Principal Investigator: Alessia Melegaro
Abstract: Population structure and change and social contact patterns are major determinants of the observed epidemiology of infectious diseases, including the consequences on health. Demographic structure and the components of demographic dynamics are changing over time and substantially differ within countries and most critically between countries. However, some of the overall consequences of demographic changes remain unclear, though urbanisation and fertility decline will certainly have a profound impact on social structures, family composition and, as a consequence, on disease spread and on the identification of effective public health measures.
DECIDE will explore the following questions:
1. What are the major short- and medium-term impacts of demographic changes on the patterns of infectious disease (morbidity and mortality)?
2. How are these demographic changes affecting contact patterns that are of fundamental importance to the spread of infectious diseases? Are there new and different modes of transmission within and between populations?
3. What are the implications of demographic changes for infection control strategies?
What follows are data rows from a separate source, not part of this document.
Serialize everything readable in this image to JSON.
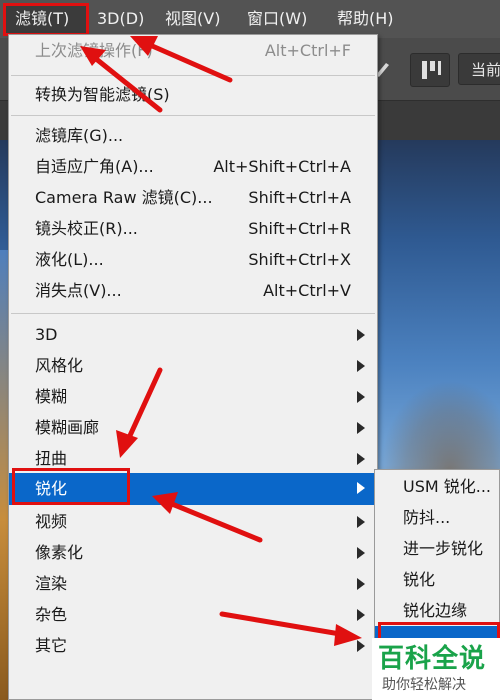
{
  "menubar": {
    "items": [
      {
        "label": "滤镜(T)"
      },
      {
        "label": "3D(D)"
      },
      {
        "label": "视图(V)"
      },
      {
        "label": "窗口(W)"
      },
      {
        "label": "帮助(H)"
      }
    ]
  },
  "options_bar": {
    "current_field_text": "当前"
  },
  "filter_menu": {
    "items": [
      {
        "label": "上次滤镜操作(F)",
        "shortcut": "Alt+Ctrl+F",
        "enabled": false
      },
      {
        "label": "转换为智能滤镜(S)",
        "shortcut": ""
      },
      {
        "label": "滤镜库(G)...",
        "shortcut": ""
      },
      {
        "label": "自适应广角(A)...",
        "shortcut": "Alt+Shift+Ctrl+A"
      },
      {
        "label": "Camera Raw 滤镜(C)...",
        "shortcut": "Shift+Ctrl+A"
      },
      {
        "label": "镜头校正(R)...",
        "shortcut": "Shift+Ctrl+R"
      },
      {
        "label": "液化(L)...",
        "shortcut": "Shift+Ctrl+X"
      },
      {
        "label": "消失点(V)...",
        "shortcut": "Alt+Ctrl+V"
      },
      {
        "label": "3D",
        "submenu": true
      },
      {
        "label": "风格化",
        "submenu": true
      },
      {
        "label": "模糊",
        "submenu": true
      },
      {
        "label": "模糊画廊",
        "submenu": true
      },
      {
        "label": "扭曲",
        "submenu": true
      },
      {
        "label": "锐化",
        "submenu": true,
        "active": true
      },
      {
        "label": "视频",
        "submenu": true
      },
      {
        "label": "像素化",
        "submenu": true
      },
      {
        "label": "渲染",
        "submenu": true
      },
      {
        "label": "杂色",
        "submenu": true
      },
      {
        "label": "其它",
        "submenu": true
      }
    ]
  },
  "sharpen_submenu": {
    "items": [
      {
        "label": "USM 锐化..."
      },
      {
        "label": "防抖..."
      },
      {
        "label": "进一步锐化"
      },
      {
        "label": "锐化"
      },
      {
        "label": "锐化边缘"
      },
      {
        "label": ""
      }
    ]
  },
  "watermark": {
    "title": "百科全说",
    "subtitle": "助你轻松解决"
  },
  "colors": {
    "highlight": "#0a67c9",
    "annotation_red": "#e01010",
    "watermark_green": "#1aa34a"
  }
}
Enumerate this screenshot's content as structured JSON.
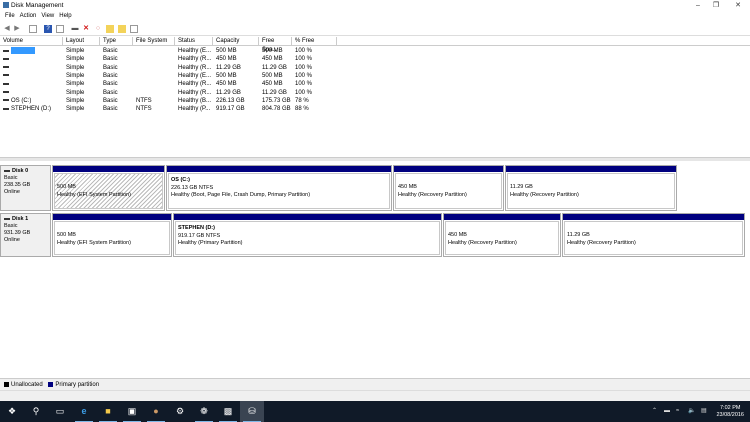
{
  "window": {
    "title": "Disk Management",
    "controls": [
      "minimize",
      "maximize",
      "close"
    ]
  },
  "menu": [
    "File",
    "Action",
    "View",
    "Help"
  ],
  "toolbar": [
    "back-icon",
    "forward-icon",
    "console-tree-icon",
    "help-icon",
    "properties-icon",
    "connect-icon",
    "delete-icon",
    "refresh-icon",
    "new-icon",
    "open-icon",
    "view-icon"
  ],
  "list": {
    "columns": [
      "Volume",
      "Layout",
      "Type",
      "File System",
      "Status",
      "Capacity",
      "Free Spa...",
      "% Free"
    ],
    "rows": [
      {
        "volume": "",
        "layout": "Simple",
        "type": "Basic",
        "fs": "",
        "status": "Healthy (E...",
        "capacity": "500 MB",
        "free": "500 MB",
        "pct": "100 %",
        "selected": true
      },
      {
        "volume": "",
        "layout": "Simple",
        "type": "Basic",
        "fs": "",
        "status": "Healthy (R...",
        "capacity": "450 MB",
        "free": "450 MB",
        "pct": "100 %"
      },
      {
        "volume": "",
        "layout": "Simple",
        "type": "Basic",
        "fs": "",
        "status": "Healthy (R...",
        "capacity": "11.29 GB",
        "free": "11.29 GB",
        "pct": "100 %"
      },
      {
        "volume": "",
        "layout": "Simple",
        "type": "Basic",
        "fs": "",
        "status": "Healthy (E...",
        "capacity": "500 MB",
        "free": "500 MB",
        "pct": "100 %"
      },
      {
        "volume": "",
        "layout": "Simple",
        "type": "Basic",
        "fs": "",
        "status": "Healthy (R...",
        "capacity": "450 MB",
        "free": "450 MB",
        "pct": "100 %"
      },
      {
        "volume": "",
        "layout": "Simple",
        "type": "Basic",
        "fs": "",
        "status": "Healthy (R...",
        "capacity": "11.29 GB",
        "free": "11.29 GB",
        "pct": "100 %"
      },
      {
        "volume": "OS (C:)",
        "layout": "Simple",
        "type": "Basic",
        "fs": "NTFS",
        "status": "Healthy (B...",
        "capacity": "226.13 GB",
        "free": "175.73 GB",
        "pct": "78 %"
      },
      {
        "volume": "STEPHEN (D:)",
        "layout": "Simple",
        "type": "Basic",
        "fs": "NTFS",
        "status": "Healthy (P...",
        "capacity": "919.17 GB",
        "free": "804.78 GB",
        "pct": "88 %"
      }
    ]
  },
  "disks": [
    {
      "name": "Disk 0",
      "type": "Basic",
      "size": "238.35 GB",
      "state": "Online",
      "partitions": [
        {
          "title": "",
          "size": "500 MB",
          "status": "Healthy (EFI System Partition)",
          "hatched": true
        },
        {
          "title": "OS  (C:)",
          "size": "226.13 GB NTFS",
          "status": "Healthy (Boot, Page File, Crash Dump, Primary Partition)"
        },
        {
          "title": "",
          "size": "450 MB",
          "status": "Healthy (Recovery Partition)"
        },
        {
          "title": "",
          "size": "11.29 GB",
          "status": "Healthy (Recovery Partition)"
        }
      ]
    },
    {
      "name": "Disk 1",
      "type": "Basic",
      "size": "931.39 GB",
      "state": "Online",
      "partitions": [
        {
          "title": "",
          "size": "500 MB",
          "status": "Healthy (EFI System Partition)"
        },
        {
          "title": "STEPHEN  (D:)",
          "size": "919.17 GB NTFS",
          "status": "Healthy (Primary Partition)"
        },
        {
          "title": "",
          "size": "450 MB",
          "status": "Healthy (Recovery Partition)"
        },
        {
          "title": "",
          "size": "11.29 GB",
          "status": "Healthy (Recovery Partition)"
        }
      ]
    }
  ],
  "legend": [
    {
      "label": "Unallocated",
      "color": "#000000"
    },
    {
      "label": "Primary partition",
      "color": "#00007f"
    }
  ],
  "taskbar": {
    "apps": [
      "start",
      "search",
      "task-view",
      "edge",
      "file-explorer",
      "store",
      "app-person",
      "settings",
      "paint",
      "command-prompt",
      "disk-management"
    ],
    "time": "7:02 PM",
    "date": "23/08/2016"
  }
}
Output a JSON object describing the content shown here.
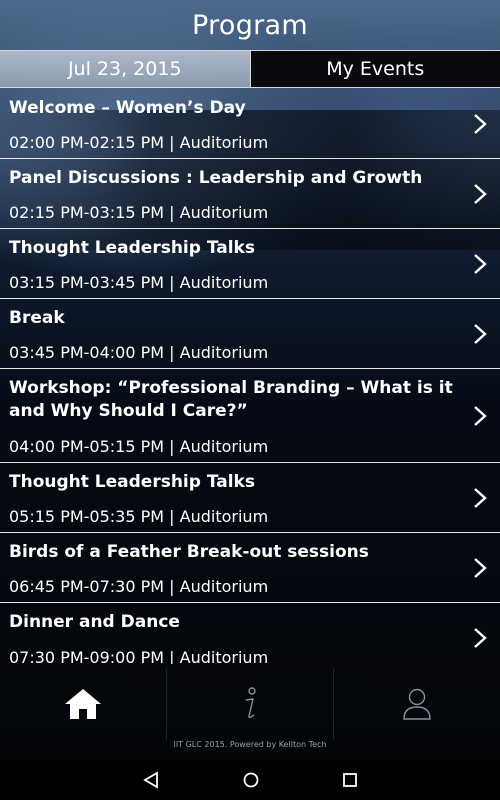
{
  "header": {
    "title": "Program"
  },
  "tabs": [
    {
      "label": "Jul 23, 2015",
      "active": true
    },
    {
      "label": "My Events",
      "active": false
    }
  ],
  "events": [
    {
      "title": "Welcome – Women’s Day",
      "time": "02:00 PM-02:15 PM",
      "location": "Auditorium"
    },
    {
      "title": "Panel Discussions : Leadership and Growth",
      "time": "02:15 PM-03:15 PM",
      "location": "Auditorium"
    },
    {
      "title": "Thought Leadership Talks",
      "time": "03:15 PM-03:45 PM",
      "location": "Auditorium"
    },
    {
      "title": "Break",
      "time": "03:45 PM-04:00 PM",
      "location": "Auditorium"
    },
    {
      "title": "Workshop: “Professional Branding – What is it and Why Should I Care?”",
      "time": "04:00 PM-05:15 PM",
      "location": "Auditorium"
    },
    {
      "title": "Thought Leadership Talks",
      "time": "05:15 PM-05:35 PM",
      "location": "Auditorium"
    },
    {
      "title": "Birds of a Feather Break-out sessions",
      "time": "06:45 PM-07:30 PM",
      "location": "Auditorium"
    },
    {
      "title": "Dinner and Dance",
      "time": "07:30 PM-09:00 PM",
      "location": "Auditorium"
    }
  ],
  "meta_separator": "|",
  "bottom_nav": [
    {
      "icon": "home-icon"
    },
    {
      "icon": "info-icon"
    },
    {
      "icon": "profile-icon"
    }
  ],
  "footer": {
    "text": "IIT GLC 2015. Powered by Kellton Tech"
  },
  "system_nav": [
    {
      "icon": "back-icon"
    },
    {
      "icon": "home-circle-icon"
    },
    {
      "icon": "recents-icon"
    }
  ],
  "colors": {
    "text": "#ffffff",
    "divider": "#e6e6e6",
    "active_tab": "#aeb9c6",
    "background": "#05070d"
  }
}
What is the interplay between demographic changes and public health policies in shaping future trajectories of infectious diseases?
In order to answer these questions, DECIDE will use the following strategy: analyse harmonised demographic and health survey data (DHS), and health and demographic surveillance system data (HDSS); develop new estimates of social contact patterns and other socio-demographic variables collecting data from representative samples of both urban and rural settings in selected countries; develop a theoretical framework to predict the likely chains through which demographic change influences the burden of infectious diseases; develop and parameterise mathematical population models for the transmission of infectious diseases to evaluate the impact of public health measures under changing demographic conditions.